A Cautionary Note about Having the Right Mixture Model but Classifying the Wrong People


Cintron, D.W., Loken, E. & McCoach, D.B.


14 June 2022

Publication details

Multivariate Behavioral Research, 1-12.

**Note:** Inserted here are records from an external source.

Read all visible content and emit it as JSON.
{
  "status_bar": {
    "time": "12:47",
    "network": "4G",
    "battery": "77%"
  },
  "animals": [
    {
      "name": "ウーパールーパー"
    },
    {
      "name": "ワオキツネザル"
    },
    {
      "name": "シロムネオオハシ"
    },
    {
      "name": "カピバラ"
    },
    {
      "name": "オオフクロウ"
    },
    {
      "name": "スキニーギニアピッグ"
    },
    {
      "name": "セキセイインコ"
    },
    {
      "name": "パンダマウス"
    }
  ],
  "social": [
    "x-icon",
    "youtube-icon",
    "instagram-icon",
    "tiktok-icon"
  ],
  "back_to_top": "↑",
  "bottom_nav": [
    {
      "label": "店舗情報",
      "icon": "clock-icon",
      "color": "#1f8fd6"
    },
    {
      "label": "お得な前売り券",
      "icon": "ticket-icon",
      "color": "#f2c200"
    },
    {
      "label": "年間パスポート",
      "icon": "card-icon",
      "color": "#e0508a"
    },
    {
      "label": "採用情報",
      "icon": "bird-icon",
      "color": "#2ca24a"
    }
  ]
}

Mixture models can be used for explanation or individual prediction and classification. In practice, researchers are often tempted to make the class membership manifest by classifying cases according to their class of maximum posterior probability and using the “observed” class membership directly or as a variable in follow-up analyses to predict distal outcomes. This study revisits the issue of correct class assignment in latent profile analysis by providing an example where the number of classes is known (3-classes), sampling variability is eliminated, and precise estimates of classification indices are provided. This pseudo-population study design assumes the data-generating mechanism is known and provides a “best-case” scenario for evaluating correct class assignment. We use a variety of classification indices and graphical displays to show that correct classification may be poor despite relatively high entropy and overall correct class assignment metrics (e.g., percent correct). Our study serves as a reminder of the risks associated with trying to make latent class memberships manifest.